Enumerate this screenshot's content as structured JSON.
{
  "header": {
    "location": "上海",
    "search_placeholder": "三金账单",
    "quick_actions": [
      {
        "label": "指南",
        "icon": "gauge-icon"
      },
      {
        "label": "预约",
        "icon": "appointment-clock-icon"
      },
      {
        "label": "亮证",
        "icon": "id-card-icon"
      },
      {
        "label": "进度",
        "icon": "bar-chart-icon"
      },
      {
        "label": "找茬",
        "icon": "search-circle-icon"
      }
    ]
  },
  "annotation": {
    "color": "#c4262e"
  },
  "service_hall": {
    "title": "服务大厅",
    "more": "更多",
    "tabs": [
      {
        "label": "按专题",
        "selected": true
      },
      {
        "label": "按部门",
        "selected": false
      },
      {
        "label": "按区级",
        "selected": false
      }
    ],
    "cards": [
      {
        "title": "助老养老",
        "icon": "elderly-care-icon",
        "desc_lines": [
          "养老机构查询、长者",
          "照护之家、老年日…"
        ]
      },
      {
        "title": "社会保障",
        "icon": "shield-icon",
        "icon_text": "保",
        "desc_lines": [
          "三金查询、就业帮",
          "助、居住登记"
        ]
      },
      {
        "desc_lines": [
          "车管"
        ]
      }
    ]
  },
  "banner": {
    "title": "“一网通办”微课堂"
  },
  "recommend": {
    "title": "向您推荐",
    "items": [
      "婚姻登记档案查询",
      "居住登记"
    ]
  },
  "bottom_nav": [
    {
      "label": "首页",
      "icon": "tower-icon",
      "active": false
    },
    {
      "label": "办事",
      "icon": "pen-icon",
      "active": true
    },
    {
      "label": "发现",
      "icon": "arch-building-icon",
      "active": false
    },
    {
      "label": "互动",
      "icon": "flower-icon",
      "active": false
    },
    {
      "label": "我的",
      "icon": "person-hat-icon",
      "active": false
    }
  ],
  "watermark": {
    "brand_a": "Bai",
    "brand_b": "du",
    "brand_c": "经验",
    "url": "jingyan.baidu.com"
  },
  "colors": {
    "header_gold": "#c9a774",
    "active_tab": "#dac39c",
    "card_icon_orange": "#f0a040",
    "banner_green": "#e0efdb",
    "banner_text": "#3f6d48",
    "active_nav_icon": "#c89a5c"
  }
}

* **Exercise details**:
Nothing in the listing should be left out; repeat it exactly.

* **Written solution**:
Enumerate this screenshot's content as structured JSON.
{
  "header": {
    "location": "上海",
    "search_placeholder": "三金账单",
    "quick_actions": [
      {
        "label": "指南",
        "icon": "gauge-icon"
      },
      {
        "label": "预约",
        "icon": "appointment-clock-icon"
      },
      {
        "label": "亮证",
        "icon": "id-card-icon"
      },
      {
        "label": "进度",
        "icon": "bar-chart-icon"
      },
      {
        "label": "找茬",
        "icon": "search-circle-icon"
      }
    ]
  },
  "annotation": {
    "color": "#c4262e"
  },
  "service_hall": {
    "title": "服务大厅",
    "more": "更多",
    "tabs": [
      {
        "label": "按专题",
        "selected": true
      },
      {
        "label": "按部门",
        "selected": false
      },
      {
        "label": "按区级",
        "selected": false
      }
    ],
    "cards": [
      {
        "title": "助老养老",
        "icon": "elderly-care-icon",
        "desc_lines": [
          "养老机构查询、长者",
          "照护之家、老年日…"
        ]
      },
      {
        "title": "社会保障",
        "icon": "shield-icon",
        "icon_text": "保",
        "desc_lines": [
          "三金查询、就业帮",
          "助、居住登记"
        ]
      },
      {
        "desc_lines": [
          "车管"
        ]
      }
    ]
  },
  "banner": {
    "title": "“一网通办”微课堂"
  },
  "recommend": {
    "title": "向您推荐",
    "items": [
      "婚姻登记档案查询",
      "居住登记"
    ]
  },
  "bottom_nav": [
    {
      "label": "首页",
      "icon": "tower-icon",
      "active": false
    },
    {
      "label": "办事",
      "icon": "pen-icon",
      "active": true
    },
    {
      "label": "发现",
      "icon": "arch-building-icon",
      "active": false
    },
    {
      "label": "互动",
      "icon": "flower-icon",
      "active": false
    },
    {
      "label": "我的",
      "icon": "person-hat-icon",
      "active": false
    }
  ],
  "watermark": {
    "brand_a": "Bai",
    "brand_b": "du",
    "brand_c": "经验",
    "url": "jingyan.baidu.com"
  },
  "colors": {
    "header_gold": "#c9a774",
    "active_tab": "#dac39c",
    "card_icon_orange": "#f0a040",
    "banner_green": "#e0efdb",
    "banner_text": "#3f6d48",
    "active_nav_icon": "#c89a5c"
  }
}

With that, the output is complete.